Hello Everyone! (大家好! ) Welcome to my study abroad blog! Here I will do my best to let you know what life is like for your everyday college student in China. First off, a little about me…

  • My name is Andrew Retallick aka 戴安竹 (Dai An Zhu) and I am from West Hartford, CT.
  • For my Junior year I will be spending the year in China. In my first semester I will be studying and living at the Beijing Institute of Education (BIE). I will spend a January Term in Beijing as well and after I will spend my second semester at Donghua University in Shanghai.
  • I love languages! Not only Mandarin Chinese, which is my major, but also Russian, which I started taking at the start of my sophomore year.
  • I love music, especially a cappella music. I am one of the co-chairs of the Holy Cross Sons of Pitches (one of Holy Cross’s five a cappella groups).
  • I love really any form of physical activity. I love running, biking, going to the gym, dancing and playing nearly any sport that you can name.
  • To build off of dancing, I joined the ballroom dance team at Holy Cross at the start of my freshman year and it was really one of, if not the best decision I made since coming to Holy Cross. I plan on finding some way to keep dancing in China.
  • I love warm beverages i.e. coffee, tea, hot chocolate, etc. I’ve already checked and there’s a Starbucks within walking distance of BIE.
  • It is a life long goal of mine to open up a chain of traditional Italian pizza restaurants in China.
  • I am SOOOOO Flippin Excited for China!

As I worry about packing a year’s worth of clothing into one suitcase and missing my friends and family, I think to myself, why am I going to China? So to help me remember and so you understand me a little better, I’ll try explain.
Andrew, why do you want to study in China? Terrific question! First of all, I have taken Chinese Language (Mandarin) since high school and I have loved every one of my Chinese classes. At this point, I have learned enough to have most conversations in Mandarin, but there’s still a lot more I can learn. My primary goal in going to China is to become fluent in the language.

In addition to becoming fluent in Mandarin, I hope to get a good understanding of Chinese culture and customs. Last summer I had the amazing opportunity to intern at a law firm in Washington D.C. While I worked there, I asked one of the firms’ policy advisors about what he believed was most important in doing business with international clients. Surprisingly, he replied that it was not knowing the language, but having a solid understanding of foreign cultures and customs that was most important. I believe that only by studying and living in China, will I be able to really understand Chinese ways of life.

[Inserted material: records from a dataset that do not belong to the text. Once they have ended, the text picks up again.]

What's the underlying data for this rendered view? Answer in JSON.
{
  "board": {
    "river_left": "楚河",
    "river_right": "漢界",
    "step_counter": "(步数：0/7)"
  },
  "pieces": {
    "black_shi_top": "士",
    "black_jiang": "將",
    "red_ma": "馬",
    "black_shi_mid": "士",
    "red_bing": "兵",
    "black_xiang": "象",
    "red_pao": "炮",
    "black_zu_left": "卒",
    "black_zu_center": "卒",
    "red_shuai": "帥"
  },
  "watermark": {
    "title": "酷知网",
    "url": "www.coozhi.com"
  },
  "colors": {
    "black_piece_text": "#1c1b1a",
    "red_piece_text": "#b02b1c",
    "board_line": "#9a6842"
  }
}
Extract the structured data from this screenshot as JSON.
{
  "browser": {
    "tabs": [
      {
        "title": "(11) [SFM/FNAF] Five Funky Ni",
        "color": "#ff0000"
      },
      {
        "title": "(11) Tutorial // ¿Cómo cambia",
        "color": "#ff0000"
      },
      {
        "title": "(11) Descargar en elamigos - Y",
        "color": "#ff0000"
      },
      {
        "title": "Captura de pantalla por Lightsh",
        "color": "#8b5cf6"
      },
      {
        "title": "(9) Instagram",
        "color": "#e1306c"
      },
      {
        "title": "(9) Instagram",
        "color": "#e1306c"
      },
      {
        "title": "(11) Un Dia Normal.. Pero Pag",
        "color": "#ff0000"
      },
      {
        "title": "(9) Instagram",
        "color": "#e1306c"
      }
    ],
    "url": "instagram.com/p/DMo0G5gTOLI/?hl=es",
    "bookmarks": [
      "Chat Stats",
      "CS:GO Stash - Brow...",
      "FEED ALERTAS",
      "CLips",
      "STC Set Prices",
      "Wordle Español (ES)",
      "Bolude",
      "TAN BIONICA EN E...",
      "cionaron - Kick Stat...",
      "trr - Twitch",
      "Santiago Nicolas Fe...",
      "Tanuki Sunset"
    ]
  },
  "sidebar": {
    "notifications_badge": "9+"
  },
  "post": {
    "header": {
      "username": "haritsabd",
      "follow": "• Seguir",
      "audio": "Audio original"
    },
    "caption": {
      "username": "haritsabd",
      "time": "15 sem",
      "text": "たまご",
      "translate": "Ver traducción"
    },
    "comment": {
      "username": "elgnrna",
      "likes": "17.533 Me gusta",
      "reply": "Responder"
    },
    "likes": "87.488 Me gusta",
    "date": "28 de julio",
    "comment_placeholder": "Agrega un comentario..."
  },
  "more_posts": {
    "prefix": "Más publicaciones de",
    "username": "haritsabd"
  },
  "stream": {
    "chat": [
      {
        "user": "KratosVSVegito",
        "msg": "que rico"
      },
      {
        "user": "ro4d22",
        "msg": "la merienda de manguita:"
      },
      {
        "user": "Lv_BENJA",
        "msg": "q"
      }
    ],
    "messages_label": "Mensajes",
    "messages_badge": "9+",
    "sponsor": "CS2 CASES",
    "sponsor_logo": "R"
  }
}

So… yeah I think I’ve left you all with enough about me to start out with. (Sorry it’s a little long). Back to packing! Oh yes, before I forget, I want to encourage anyone reading this blog to comment or ask me questions you may have about China. If there is something you are curious about, I will do my best to find out about it. Anything from “Do Shaolin temples really exist and are they as cool as those in the movies?” to “Please try fried scorpion and tell me what it tastes like.”

My Room (it doesn't always look like this) How can I make this all fit in one suitcase? Hmm...